There were 72 boxes and each one weighed between 10 and 20 kg, and had been stacked two or three boxes high on their narrow ends.
While removing a boxed bike from the stack, some of the boxes toppled forwards on to other boxes causing a domino effect. The worker was trapped before he managed to call a colleague who helped free him.
Preston City Council investigators revealed that there were a number of breaches, including failing to undertake a risk assessment for stacking boxed bikes; failing to provide employees with appropriate training in relation to boxed bikes; and failing to adequately control and manage the stock of boxed bikes. The investigation also found that the store was overstocked by 91 bikes and the bike storage areas were overcrowded.

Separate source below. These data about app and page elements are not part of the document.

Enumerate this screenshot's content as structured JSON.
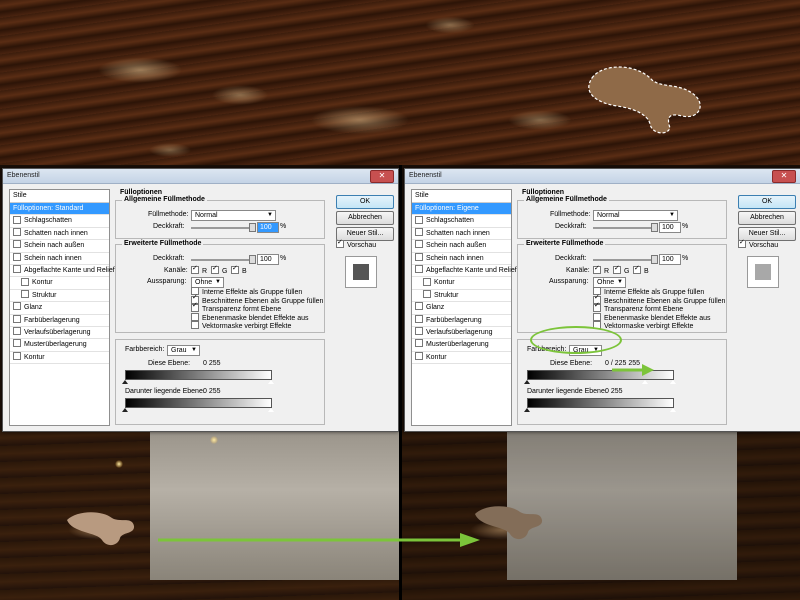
{
  "dialog_title": "Ebenenstil",
  "styles_header": "Stile",
  "left": {
    "styles": [
      {
        "label": "Fülloptionen: Standard",
        "selected": true,
        "checkbox": false
      },
      {
        "label": "Schlagschatten",
        "checkbox": true
      },
      {
        "label": "Schatten nach innen",
        "checkbox": true
      },
      {
        "label": "Schein nach außen",
        "checkbox": true
      },
      {
        "label": "Schein nach innen",
        "checkbox": true
      },
      {
        "label": "Abgeflachte Kante und Relief",
        "checkbox": true
      },
      {
        "label": "Kontur",
        "checkbox": true,
        "sub": true
      },
      {
        "label": "Struktur",
        "checkbox": true,
        "sub": true
      },
      {
        "label": "Glanz",
        "checkbox": true
      },
      {
        "label": "Farbüberlagerung",
        "checkbox": true
      },
      {
        "label": "Verlaufsüberlagerung",
        "checkbox": true
      },
      {
        "label": "Musterüberlagerung",
        "checkbox": true
      },
      {
        "label": "Kontur",
        "checkbox": true
      }
    ],
    "blend_if": {
      "this_layer_values": "0        255",
      "below_values": "0        255"
    },
    "preview_color": "#555555"
  },
  "right": {
    "styles": [
      {
        "label": "Fülloptionen: Eigene",
        "selected": true,
        "checkbox": false
      },
      {
        "label": "Schlagschatten",
        "checkbox": true
      },
      {
        "label": "Schatten nach innen",
        "checkbox": true
      },
      {
        "label": "Schein nach außen",
        "checkbox": true
      },
      {
        "label": "Schein nach innen",
        "checkbox": true
      },
      {
        "label": "Abgeflachte Kante und Relief",
        "checkbox": true
      },
      {
        "label": "Kontur",
        "checkbox": true,
        "sub": true
      },
      {
        "label": "Struktur",
        "checkbox": true,
        "sub": true
      },
      {
        "label": "Glanz",
        "checkbox": true
      },
      {
        "label": "Farbüberlagerung",
        "checkbox": true
      },
      {
        "label": "Verlaufsüberlagerung",
        "checkbox": true
      },
      {
        "label": "Musterüberlagerung",
        "checkbox": true
      },
      {
        "label": "Kontur",
        "checkbox": true
      }
    ],
    "blend_if": {
      "this_layer_values": "0   /   225       255",
      "below_values": "0        255"
    },
    "preview_color": "#a8a8a8"
  },
  "fill_options": {
    "title": "Fülloptionen",
    "general_group": "Allgemeine Füllmethode",
    "blend_mode_label": "Füllmethode:",
    "blend_mode_value": "Normal",
    "opacity_label": "Deckkraft:",
    "opacity_value": "100",
    "percent": "%",
    "advanced_group": "Erweiterte Füllmethode",
    "fill_opacity_label": "Deckkraft:",
    "fill_opacity_value": "100",
    "channels_label": "Kanäle:",
    "channel_r": "R",
    "channel_g": "G",
    "channel_b": "B",
    "knockout_label": "Aussparung:",
    "knockout_value": "Ohne",
    "options": [
      {
        "label": "Interne Effekte als Gruppe füllen",
        "checked": false
      },
      {
        "label": "Beschnittene Ebenen als Gruppe füllen",
        "checked": true
      },
      {
        "label": "Transparenz formt Ebene",
        "checked": true
      },
      {
        "label": "Ebenenmaske blendet Effekte aus",
        "checked": false
      },
      {
        "label": "Vektormaske verbirgt Effekte",
        "checked": false
      }
    ],
    "blend_if_label": "Farbbereich:",
    "blend_if_value": "Grau",
    "this_layer_label": "Diese Ebene:",
    "below_layer_label": "Darunter liegende Ebene:"
  },
  "buttons": {
    "ok": "OK",
    "cancel": "Abbrechen",
    "new_style": "Neuer Stil...",
    "preview": "Vorschau"
  },
  "colors": {
    "arrow": "#7cc43a",
    "selection": "#3399ff"
  }
}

The council told the court that its inspectors were misled by Halfords – the retailer told them that this was an isolated incident, but further enquiries found it had failed to learn lessons from previous similar incidents at its Hemel Hempstead, Letchworth Garden City and Blackburn stores and had failed to implement recommended control measures.
Last week, Halfords – which has more than 460 stores employing about 8,000 staff – was fined £200,000 for breaching s 2(1) of the Health and Safety at Work Act. It was also ordered to pay £13,406 costs.
A Halfords spokesman said the safety of staff was "of the utmost importance to us" and apologised. He said that the company had a good health and safety record having never previously been prosecuted for health and safety offences since the company was formed in 1909.
The spokesman added that the retailer had instructed outside experts to conduct a full manual handling risk assessment, that Halfords had employed a new group head of health and safety, launched a new training programme and had reviewed its storage arrangements and lowered the numbers of bikes being stored on site. The court was shown evidence that Halfords had reduced bike stock in all stores by approximately 65,000 units.
In his sentencing remarks, District Judge Clarke said that Halfords had "substantial" health and safety systems in place but they had not been fully adhered to, in that they were shown to be inadequate during the seasonal period. He was concerned by the fact that the company was slow to react to the circumstances. However, he recognised the level of investment by Halfords in risk assessment and the way in which they have tackled the issue by sourcing outside experts and reviewing their stock management procedures.
Speaking on behalf of Preston City Council, Craig Sharp, chief environmental health officer, said the council was pleased that the high fine reflected the seriousness of the case.
"Undertaking risk assessments and implementing robust training measures for staff should be priorities for all businesses," he added. "It is particularly important that retailers carefully control their stock levels during this busy festive period and ensure back-of-house storage areas are not over-stocked and hazardous."